- Work item
Make an exact copy of the records below. Include every line.

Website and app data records

━━━━━━

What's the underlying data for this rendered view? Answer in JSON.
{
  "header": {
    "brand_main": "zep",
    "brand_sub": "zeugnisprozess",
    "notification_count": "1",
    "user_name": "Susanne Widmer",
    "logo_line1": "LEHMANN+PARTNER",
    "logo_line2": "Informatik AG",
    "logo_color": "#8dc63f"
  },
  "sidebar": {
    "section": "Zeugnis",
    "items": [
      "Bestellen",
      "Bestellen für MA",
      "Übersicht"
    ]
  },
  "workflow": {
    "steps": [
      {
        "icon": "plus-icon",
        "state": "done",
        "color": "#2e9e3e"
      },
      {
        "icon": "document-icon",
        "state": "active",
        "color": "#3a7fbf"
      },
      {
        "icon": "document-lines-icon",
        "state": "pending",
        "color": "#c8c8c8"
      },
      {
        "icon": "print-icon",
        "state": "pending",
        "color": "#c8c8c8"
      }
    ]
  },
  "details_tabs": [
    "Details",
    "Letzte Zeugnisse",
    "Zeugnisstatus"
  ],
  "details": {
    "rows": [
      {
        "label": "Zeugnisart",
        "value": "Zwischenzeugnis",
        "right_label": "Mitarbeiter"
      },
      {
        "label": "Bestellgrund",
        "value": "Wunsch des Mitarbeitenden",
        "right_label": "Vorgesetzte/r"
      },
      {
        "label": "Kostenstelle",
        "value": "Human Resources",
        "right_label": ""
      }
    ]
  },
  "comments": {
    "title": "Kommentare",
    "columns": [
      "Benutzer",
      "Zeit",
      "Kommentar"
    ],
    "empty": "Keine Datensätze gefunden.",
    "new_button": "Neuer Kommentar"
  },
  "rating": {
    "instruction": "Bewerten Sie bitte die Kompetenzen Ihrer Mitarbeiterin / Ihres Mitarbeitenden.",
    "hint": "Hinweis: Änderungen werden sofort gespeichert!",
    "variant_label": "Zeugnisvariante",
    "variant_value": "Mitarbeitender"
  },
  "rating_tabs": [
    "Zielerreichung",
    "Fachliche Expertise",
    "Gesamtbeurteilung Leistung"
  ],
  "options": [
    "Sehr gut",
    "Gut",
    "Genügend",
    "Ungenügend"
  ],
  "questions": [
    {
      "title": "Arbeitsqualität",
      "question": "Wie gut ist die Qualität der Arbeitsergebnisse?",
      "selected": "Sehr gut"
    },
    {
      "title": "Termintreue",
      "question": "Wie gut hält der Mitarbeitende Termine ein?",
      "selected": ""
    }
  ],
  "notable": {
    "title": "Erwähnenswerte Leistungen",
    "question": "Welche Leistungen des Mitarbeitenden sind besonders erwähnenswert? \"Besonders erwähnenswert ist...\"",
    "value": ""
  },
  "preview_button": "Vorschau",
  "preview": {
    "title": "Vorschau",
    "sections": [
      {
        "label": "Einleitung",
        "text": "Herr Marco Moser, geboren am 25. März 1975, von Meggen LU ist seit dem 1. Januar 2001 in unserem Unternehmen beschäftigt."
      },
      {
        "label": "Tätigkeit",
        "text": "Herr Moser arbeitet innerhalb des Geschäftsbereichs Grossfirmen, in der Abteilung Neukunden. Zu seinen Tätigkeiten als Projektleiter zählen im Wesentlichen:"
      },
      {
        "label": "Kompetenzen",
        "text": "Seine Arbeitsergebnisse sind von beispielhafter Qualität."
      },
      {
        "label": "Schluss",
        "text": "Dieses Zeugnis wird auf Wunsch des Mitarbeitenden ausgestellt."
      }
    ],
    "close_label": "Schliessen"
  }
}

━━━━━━

- Task answer
What's the underlying data for this rendered view? Answer in JSON.
{
  "header": {
    "brand_main": "zep",
    "brand_sub": "zeugnisprozess",
    "notification_count": "1",
    "user_name": "Susanne Widmer",
    "logo_line1": "LEHMANN+PARTNER",
    "logo_line2": "Informatik AG",
    "logo_color": "#8dc63f"
  },
  "sidebar": {
    "section": "Zeugnis",
    "items": [
      "Bestellen",
      "Bestellen für MA",
      "Übersicht"
    ]
  },
  "workflow": {
    "steps": [
      {
        "icon": "plus-icon",
        "state": "done",
        "color": "#2e9e3e"
      },
      {
        "icon": "document-icon",
        "state": "active",
        "color": "#3a7fbf"
      },
      {
        "icon": "document-lines-icon",
        "state": "pending",
        "color": "#c8c8c8"
      },
      {
        "icon": "print-icon",
        "state": "pending",
        "color": "#c8c8c8"
      }
    ]
  },
  "details_tabs": [
    "Details",
    "Letzte Zeugnisse",
    "Zeugnisstatus"
  ],
  "details": {
    "rows": [
      {
        "label": "Zeugnisart",
        "value": "Zwischenzeugnis",
        "right_label": "Mitarbeiter"
      },
      {
        "label": "Bestellgrund",
        "value": "Wunsch des Mitarbeitenden",
        "right_label": "Vorgesetzte/r"
      },
      {
        "label": "Kostenstelle",
        "value": "Human Resources",
        "right_label": ""
      }
    ]
  },
  "comments": {
    "title": "Kommentare",
    "columns": [
      "Benutzer",
      "Zeit",
      "Kommentar"
    ],
    "empty": "Keine Datensätze gefunden.",
    "new_button": "Neuer Kommentar"
  },
  "rating": {
    "instruction": "Bewerten Sie bitte die Kompetenzen Ihrer Mitarbeiterin / Ihres Mitarbeitenden.",
    "hint": "Hinweis: Änderungen werden sofort gespeichert!",
    "variant_label": "Zeugnisvariante",
    "variant_value": "Mitarbeitender"
  },
  "rating_tabs": [
    "Zielerreichung",
    "Fachliche Expertise",
    "Gesamtbeurteilung Leistung"
  ],
  "options": [
    "Sehr gut",
    "Gut",
    "Genügend",
    "Ungenügend"
  ],
  "questions": [
    {
      "title": "Arbeitsqualität",
      "question": "Wie gut ist die Qualität der Arbeitsergebnisse?",
      "selected": "Sehr gut"
    },
    {
      "title": "Termintreue",
      "question": "Wie gut hält der Mitarbeitende Termine ein?",
      "selected": ""
    }
  ],
  "notable": {
    "title": "Erwähnenswerte Leistungen",
    "question": "Welche Leistungen des Mitarbeitenden sind besonders erwähnenswert? \"Besonders erwähnenswert ist...\"",
    "value": ""
  },
  "preview_button": "Vorschau",
  "preview": {
    "title": "Vorschau",
    "sections": [
      {
        "label": "Einleitung",
        "text": "Herr Marco Moser, geboren am 25. März 1975, von Meggen LU ist seit dem 1. Januar 2001 in unserem Unternehmen beschäftigt."
      },
      {
        "label": "Tätigkeit",
        "text": "Herr Moser arbeitet innerhalb des Geschäftsbereichs Grossfirmen, in der Abteilung Neukunden. Zu seinen Tätigkeiten als Projektleiter zählen im Wesentlichen:"
      },
      {
        "label": "Kompetenzen",
        "text": "Seine Arbeitsergebnisse sind von beispielhafter Qualität."
      },
      {
        "label": "Schluss",
        "text": "Dieses Zeugnis wird auf Wunsch des Mitarbeitenden ausgestellt."
      }
    ],
    "close_label": "Schliessen"
  }
}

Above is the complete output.